We investigate the extent to which market participants use compensation payouts released in the DEF 14A proxy statement (DEF14A) to assess future firm performance by examining sell-side analysts' earnings forecasts. Consistent with prior work, we confirm that CEO compensation unexplained by current observable economic factors is positively associated with future firm performance. We find that both the likelihood that analysts revise their forecasts following release of the DEF14A and the magnitude and direction of analysts' forecast revisions are positively associated with unexplained CEO compensation. These associations are stronger after the SEC required additional compensation-related disclosures in late 2006 but lower if the firm has weak corporate governance or more precise other information.
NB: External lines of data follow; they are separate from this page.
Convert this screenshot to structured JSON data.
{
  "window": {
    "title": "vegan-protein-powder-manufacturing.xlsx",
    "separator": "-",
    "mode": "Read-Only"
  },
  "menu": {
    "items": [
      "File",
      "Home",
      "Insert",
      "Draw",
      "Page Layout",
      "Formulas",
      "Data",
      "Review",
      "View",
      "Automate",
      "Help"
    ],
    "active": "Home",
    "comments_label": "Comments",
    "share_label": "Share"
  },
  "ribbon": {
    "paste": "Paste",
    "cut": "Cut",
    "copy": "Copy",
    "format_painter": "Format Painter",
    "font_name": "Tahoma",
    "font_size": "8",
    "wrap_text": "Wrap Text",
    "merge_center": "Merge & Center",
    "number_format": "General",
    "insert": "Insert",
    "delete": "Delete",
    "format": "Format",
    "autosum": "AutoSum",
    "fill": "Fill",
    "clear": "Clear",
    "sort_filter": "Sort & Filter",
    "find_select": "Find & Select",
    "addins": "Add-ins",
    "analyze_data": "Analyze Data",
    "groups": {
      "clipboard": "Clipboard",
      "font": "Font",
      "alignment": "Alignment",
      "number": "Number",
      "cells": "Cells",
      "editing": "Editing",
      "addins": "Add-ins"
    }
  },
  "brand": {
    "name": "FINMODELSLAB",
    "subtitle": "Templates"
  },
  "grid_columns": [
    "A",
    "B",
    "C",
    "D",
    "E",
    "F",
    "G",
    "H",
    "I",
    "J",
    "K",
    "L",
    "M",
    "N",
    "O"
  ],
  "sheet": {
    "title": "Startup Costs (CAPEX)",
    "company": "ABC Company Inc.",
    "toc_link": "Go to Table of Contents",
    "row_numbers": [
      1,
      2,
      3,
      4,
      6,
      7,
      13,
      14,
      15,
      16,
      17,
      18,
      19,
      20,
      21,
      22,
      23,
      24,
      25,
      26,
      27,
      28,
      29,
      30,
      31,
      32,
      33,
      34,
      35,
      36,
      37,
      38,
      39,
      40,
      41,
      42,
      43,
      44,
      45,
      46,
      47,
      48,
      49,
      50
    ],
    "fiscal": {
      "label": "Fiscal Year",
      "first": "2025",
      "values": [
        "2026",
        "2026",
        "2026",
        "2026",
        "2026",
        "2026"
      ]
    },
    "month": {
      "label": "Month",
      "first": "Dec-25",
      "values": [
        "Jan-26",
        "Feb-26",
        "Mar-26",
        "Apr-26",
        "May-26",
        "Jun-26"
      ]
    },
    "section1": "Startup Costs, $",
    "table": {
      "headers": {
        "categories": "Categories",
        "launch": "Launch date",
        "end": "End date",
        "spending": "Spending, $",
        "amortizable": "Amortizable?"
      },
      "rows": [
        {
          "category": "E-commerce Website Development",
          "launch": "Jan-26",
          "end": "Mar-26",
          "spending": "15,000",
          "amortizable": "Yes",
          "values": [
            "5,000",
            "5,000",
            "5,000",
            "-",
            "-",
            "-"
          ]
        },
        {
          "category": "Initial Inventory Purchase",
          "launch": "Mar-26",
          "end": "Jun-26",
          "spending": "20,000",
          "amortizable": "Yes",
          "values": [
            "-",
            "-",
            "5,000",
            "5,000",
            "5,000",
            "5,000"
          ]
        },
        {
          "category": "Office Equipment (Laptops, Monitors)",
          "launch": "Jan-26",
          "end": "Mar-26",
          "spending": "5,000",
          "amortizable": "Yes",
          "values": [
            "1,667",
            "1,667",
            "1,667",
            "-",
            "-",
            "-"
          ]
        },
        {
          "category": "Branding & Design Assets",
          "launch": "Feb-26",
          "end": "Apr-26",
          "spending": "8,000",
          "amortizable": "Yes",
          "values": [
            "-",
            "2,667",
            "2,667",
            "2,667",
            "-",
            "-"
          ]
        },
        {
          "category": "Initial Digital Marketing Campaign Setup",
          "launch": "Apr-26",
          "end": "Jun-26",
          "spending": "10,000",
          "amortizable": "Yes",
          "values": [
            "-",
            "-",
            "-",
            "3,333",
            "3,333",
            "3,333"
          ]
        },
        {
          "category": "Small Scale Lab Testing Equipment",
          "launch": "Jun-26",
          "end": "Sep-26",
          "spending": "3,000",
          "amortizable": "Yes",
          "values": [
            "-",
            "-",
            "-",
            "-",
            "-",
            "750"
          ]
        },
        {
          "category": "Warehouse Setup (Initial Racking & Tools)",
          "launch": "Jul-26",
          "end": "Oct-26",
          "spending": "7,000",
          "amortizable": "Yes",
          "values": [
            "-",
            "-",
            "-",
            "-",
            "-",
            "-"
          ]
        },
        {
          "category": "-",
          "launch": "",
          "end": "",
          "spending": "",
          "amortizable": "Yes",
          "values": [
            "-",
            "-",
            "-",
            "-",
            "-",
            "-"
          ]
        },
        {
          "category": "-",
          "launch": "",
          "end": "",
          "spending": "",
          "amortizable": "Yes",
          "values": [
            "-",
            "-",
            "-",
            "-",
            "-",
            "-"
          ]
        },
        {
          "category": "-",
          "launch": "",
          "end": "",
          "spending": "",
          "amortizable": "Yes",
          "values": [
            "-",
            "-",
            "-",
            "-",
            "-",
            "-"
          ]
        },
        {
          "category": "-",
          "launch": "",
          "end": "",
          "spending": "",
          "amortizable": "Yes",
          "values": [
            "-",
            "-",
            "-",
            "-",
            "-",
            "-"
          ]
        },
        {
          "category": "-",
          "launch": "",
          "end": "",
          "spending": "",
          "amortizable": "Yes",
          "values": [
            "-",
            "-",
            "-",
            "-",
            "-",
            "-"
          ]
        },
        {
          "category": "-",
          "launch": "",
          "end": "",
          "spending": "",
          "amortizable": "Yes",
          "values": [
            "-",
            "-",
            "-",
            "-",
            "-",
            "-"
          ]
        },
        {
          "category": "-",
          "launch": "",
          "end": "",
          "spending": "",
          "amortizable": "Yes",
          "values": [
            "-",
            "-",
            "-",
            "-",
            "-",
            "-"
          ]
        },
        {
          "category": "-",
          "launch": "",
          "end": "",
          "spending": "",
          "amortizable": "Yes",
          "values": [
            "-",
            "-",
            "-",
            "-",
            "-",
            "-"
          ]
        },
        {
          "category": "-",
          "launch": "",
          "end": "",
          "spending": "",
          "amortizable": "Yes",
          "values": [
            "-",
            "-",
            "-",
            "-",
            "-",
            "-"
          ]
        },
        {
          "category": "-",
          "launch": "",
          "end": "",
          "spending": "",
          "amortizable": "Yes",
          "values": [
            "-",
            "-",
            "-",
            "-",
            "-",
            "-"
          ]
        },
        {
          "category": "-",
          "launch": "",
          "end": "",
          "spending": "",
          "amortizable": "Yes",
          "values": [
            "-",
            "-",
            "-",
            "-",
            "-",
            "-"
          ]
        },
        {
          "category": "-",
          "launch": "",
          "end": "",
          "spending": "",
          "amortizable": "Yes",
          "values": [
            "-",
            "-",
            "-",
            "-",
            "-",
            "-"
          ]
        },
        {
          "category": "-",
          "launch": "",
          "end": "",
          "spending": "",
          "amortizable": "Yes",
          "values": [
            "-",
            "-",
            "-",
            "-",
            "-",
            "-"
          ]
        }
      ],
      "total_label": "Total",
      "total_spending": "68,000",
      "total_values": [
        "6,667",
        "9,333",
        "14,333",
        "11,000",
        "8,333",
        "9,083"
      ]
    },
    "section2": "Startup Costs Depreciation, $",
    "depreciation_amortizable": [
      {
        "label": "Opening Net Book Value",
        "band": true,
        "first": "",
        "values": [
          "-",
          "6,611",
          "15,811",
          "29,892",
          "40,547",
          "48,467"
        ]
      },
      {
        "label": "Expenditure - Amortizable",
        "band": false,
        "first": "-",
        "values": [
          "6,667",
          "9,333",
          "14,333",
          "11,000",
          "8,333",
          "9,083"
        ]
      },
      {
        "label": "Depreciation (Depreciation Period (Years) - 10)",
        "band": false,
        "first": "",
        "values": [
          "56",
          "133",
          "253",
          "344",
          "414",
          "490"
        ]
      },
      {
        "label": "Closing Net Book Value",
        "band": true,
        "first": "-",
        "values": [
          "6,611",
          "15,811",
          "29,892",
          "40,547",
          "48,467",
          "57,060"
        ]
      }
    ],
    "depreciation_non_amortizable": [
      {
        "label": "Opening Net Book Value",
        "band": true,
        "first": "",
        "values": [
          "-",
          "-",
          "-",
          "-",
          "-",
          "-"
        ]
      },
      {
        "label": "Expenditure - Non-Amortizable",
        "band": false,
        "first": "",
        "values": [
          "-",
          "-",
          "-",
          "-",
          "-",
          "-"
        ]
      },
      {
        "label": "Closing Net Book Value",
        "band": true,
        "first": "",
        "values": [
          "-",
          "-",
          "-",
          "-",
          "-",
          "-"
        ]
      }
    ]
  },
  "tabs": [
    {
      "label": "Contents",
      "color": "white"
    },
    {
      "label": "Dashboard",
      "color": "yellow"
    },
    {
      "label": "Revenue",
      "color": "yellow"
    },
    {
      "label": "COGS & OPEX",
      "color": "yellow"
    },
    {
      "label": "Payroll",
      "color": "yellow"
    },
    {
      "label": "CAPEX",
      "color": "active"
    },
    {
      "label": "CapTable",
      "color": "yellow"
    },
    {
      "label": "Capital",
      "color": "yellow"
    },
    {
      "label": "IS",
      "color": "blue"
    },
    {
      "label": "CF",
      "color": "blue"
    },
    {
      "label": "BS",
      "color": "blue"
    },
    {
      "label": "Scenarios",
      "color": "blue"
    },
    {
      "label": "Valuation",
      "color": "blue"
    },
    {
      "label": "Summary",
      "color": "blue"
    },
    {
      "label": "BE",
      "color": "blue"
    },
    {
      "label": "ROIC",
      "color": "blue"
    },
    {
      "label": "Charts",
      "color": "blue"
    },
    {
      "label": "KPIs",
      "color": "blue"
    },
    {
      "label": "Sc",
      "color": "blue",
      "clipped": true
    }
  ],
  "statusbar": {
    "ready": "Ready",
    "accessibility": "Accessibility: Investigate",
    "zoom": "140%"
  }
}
Analysts' reactions are not complete, however. Analysts' forecast errors measured months after the DEF14A release are associated with past unexplained compensation, especially in the pre-2006 period and for analysts who do not revise at the DEF14A release. Taken together, our results suggest that compensation payouts released in the DEF14A contain useful forward-looking information that is recognized by at least some sophisticated market participants and that the increased disclosure regulations assisted market participants in incorporating this information.
ASJC Scopus subject areas
- Economics and Econometrics